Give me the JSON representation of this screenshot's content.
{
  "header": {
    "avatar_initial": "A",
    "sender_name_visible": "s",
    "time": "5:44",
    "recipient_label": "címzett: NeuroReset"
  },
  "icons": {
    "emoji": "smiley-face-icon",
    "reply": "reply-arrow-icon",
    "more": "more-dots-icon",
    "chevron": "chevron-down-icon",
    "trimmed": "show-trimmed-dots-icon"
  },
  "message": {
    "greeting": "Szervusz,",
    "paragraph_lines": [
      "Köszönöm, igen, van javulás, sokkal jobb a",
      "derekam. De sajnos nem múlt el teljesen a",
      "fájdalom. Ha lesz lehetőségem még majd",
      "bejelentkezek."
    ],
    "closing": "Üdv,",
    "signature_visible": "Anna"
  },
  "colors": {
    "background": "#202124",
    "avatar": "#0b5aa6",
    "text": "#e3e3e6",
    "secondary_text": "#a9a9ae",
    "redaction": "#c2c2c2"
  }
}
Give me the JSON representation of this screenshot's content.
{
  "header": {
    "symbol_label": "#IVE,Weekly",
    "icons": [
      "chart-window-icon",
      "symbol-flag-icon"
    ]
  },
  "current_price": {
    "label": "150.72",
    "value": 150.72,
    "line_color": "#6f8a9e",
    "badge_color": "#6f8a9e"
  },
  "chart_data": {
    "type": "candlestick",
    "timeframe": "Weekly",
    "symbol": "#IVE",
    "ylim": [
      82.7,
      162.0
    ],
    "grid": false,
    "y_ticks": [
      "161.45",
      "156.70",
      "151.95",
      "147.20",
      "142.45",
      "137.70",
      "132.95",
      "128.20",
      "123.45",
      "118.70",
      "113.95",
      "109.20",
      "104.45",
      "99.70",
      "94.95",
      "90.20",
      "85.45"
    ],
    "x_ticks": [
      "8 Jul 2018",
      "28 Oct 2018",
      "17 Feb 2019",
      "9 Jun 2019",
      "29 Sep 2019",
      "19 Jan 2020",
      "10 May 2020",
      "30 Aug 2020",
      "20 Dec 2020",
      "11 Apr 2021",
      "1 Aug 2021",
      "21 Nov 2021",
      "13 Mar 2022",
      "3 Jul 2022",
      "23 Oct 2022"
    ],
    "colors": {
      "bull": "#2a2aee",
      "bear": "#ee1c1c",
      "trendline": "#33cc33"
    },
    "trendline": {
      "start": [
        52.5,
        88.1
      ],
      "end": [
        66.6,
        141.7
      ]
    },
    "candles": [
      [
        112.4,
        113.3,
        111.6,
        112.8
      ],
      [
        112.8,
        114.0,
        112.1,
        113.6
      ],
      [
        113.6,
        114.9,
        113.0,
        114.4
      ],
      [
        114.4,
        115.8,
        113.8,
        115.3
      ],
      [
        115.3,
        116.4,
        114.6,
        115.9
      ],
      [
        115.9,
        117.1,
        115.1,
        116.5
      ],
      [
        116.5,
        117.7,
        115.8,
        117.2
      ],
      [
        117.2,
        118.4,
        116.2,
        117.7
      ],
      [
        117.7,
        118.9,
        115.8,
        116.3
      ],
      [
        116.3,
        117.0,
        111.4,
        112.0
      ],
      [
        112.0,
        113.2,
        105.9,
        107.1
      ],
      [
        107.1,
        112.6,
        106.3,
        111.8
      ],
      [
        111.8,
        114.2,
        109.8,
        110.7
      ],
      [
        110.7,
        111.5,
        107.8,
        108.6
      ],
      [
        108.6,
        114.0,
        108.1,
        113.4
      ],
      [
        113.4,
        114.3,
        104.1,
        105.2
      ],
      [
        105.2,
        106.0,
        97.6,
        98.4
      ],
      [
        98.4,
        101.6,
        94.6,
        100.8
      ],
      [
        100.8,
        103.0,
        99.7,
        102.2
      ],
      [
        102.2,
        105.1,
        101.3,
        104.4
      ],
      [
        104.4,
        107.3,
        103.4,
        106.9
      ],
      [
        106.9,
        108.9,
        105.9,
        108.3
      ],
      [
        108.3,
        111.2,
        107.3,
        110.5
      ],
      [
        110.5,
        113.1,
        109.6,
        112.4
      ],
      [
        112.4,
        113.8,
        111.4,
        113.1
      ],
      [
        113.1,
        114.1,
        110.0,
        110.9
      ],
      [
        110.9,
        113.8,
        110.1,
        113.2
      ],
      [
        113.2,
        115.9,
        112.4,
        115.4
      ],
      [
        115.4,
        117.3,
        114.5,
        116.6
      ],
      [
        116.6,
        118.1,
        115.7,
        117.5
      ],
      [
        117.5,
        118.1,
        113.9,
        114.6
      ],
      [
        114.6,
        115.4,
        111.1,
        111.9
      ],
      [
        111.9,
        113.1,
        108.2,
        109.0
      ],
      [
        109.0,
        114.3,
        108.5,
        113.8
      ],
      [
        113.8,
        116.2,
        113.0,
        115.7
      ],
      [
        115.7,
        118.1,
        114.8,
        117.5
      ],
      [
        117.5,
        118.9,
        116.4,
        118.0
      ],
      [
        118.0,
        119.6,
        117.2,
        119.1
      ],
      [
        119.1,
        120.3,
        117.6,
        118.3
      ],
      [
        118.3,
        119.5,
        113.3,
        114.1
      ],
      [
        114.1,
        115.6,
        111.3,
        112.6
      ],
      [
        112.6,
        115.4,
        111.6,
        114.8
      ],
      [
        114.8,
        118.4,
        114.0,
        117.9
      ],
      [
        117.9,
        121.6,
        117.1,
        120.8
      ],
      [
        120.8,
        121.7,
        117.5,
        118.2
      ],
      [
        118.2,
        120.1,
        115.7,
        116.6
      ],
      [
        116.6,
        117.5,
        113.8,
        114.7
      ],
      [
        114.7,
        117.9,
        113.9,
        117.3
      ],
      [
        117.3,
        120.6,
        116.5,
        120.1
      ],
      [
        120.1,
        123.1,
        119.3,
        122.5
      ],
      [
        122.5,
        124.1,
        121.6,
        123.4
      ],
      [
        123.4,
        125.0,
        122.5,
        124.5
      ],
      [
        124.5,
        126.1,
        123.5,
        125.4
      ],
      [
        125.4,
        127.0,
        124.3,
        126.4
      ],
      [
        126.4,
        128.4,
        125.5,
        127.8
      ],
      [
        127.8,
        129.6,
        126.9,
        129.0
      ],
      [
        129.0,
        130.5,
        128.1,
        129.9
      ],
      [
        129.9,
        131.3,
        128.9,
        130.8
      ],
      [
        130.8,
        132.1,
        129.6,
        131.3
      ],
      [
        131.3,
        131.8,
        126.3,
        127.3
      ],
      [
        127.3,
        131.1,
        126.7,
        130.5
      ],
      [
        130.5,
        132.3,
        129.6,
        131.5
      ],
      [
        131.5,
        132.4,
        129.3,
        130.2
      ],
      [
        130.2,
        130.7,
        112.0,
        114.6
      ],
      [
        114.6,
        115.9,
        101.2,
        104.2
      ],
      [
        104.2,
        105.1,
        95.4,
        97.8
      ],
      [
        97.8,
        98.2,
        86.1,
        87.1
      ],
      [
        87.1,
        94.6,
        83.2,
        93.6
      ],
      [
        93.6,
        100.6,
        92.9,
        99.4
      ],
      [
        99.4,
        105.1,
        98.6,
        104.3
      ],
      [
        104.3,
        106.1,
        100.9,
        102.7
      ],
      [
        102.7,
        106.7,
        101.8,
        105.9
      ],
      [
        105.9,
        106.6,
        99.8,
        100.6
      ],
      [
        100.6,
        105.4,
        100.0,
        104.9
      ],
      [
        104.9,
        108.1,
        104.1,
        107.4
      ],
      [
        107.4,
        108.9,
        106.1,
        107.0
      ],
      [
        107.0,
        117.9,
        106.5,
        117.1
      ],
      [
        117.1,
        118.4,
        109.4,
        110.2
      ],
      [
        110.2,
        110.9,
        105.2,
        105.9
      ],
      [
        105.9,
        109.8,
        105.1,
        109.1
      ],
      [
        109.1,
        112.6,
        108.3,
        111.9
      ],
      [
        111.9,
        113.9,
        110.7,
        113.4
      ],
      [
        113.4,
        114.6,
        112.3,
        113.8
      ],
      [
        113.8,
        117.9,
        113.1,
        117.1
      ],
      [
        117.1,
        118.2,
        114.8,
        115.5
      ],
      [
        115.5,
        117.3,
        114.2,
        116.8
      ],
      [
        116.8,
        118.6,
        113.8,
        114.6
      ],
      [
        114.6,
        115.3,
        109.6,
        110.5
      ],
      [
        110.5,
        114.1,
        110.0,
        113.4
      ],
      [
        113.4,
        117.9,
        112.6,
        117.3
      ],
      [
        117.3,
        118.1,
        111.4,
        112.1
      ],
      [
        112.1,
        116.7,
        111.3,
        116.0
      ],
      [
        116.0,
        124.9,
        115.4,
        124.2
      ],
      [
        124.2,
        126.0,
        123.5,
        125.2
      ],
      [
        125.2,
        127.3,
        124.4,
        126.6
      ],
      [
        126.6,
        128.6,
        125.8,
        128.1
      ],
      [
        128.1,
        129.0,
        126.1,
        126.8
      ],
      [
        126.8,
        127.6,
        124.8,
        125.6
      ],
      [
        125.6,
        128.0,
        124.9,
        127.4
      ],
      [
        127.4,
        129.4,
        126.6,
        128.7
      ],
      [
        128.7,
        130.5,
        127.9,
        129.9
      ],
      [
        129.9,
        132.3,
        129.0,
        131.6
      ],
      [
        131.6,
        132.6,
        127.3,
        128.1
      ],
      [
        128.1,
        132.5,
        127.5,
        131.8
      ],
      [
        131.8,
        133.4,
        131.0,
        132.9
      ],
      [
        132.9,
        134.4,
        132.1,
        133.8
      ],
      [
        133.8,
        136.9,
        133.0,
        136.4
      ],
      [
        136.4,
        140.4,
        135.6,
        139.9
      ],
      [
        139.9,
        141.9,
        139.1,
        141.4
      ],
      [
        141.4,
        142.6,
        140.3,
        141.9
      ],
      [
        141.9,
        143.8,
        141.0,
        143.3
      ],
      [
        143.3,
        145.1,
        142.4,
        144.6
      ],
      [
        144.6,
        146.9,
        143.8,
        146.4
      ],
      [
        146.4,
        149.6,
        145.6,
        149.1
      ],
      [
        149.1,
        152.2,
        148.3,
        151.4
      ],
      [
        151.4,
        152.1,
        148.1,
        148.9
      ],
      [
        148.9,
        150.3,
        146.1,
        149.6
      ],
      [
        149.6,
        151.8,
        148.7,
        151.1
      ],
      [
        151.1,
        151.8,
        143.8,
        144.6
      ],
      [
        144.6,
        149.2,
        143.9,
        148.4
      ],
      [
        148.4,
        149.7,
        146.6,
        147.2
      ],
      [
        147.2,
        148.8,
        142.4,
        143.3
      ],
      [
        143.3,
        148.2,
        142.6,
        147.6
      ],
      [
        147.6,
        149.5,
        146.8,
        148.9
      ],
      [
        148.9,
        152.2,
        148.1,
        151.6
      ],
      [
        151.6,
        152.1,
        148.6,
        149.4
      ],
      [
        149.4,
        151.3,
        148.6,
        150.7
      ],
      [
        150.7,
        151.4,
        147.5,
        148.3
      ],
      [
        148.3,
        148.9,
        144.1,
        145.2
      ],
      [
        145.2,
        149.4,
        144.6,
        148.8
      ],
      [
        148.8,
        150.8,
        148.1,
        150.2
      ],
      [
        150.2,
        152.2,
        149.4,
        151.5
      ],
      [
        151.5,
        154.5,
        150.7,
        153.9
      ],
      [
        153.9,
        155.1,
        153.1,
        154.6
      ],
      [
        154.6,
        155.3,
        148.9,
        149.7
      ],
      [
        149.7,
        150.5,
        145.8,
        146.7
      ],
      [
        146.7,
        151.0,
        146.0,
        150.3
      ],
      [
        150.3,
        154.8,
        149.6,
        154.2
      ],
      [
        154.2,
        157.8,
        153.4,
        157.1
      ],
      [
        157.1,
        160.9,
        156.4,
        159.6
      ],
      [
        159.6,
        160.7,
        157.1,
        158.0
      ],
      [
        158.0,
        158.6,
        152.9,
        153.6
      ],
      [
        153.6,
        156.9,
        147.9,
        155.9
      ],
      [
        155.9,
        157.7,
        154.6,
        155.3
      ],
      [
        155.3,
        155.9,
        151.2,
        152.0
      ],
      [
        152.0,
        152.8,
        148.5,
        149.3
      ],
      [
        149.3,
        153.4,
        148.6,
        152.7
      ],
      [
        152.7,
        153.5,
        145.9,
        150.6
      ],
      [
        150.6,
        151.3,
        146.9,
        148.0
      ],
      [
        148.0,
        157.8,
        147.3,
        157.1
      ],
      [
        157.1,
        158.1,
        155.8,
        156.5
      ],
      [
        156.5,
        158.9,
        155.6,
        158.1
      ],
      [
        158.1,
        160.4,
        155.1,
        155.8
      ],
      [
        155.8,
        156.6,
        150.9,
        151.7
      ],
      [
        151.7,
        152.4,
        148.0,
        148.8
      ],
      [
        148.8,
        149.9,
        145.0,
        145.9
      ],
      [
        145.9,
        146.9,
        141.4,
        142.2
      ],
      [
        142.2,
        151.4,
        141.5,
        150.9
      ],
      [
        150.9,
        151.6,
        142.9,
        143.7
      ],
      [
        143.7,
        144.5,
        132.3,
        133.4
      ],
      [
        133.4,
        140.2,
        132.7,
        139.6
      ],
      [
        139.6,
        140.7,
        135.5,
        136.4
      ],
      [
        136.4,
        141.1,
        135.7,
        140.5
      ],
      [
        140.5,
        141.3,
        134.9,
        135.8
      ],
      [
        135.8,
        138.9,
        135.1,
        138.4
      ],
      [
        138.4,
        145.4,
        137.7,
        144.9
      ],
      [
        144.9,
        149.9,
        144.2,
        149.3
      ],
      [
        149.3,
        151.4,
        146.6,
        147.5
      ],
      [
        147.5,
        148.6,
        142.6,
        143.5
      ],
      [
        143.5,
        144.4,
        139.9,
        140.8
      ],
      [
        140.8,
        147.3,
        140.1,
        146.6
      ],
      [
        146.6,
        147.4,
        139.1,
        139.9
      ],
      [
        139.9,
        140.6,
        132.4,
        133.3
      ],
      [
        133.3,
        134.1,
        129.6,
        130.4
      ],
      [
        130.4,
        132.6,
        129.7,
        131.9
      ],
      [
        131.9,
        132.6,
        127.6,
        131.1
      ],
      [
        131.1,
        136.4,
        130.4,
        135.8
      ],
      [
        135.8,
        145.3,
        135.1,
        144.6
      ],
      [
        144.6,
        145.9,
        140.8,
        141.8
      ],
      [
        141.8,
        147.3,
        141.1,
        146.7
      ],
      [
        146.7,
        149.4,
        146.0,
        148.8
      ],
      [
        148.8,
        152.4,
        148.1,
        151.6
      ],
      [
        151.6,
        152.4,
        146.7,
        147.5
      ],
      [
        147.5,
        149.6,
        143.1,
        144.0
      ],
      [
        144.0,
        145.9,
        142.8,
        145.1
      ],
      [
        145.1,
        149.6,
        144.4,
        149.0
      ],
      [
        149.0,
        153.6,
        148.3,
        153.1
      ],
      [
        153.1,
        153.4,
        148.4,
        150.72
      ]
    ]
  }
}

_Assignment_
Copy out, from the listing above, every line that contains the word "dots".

_Solved exercise_
    "more": "more-dots-icon",
    "trimmed": "show-trimmed-dots-icon"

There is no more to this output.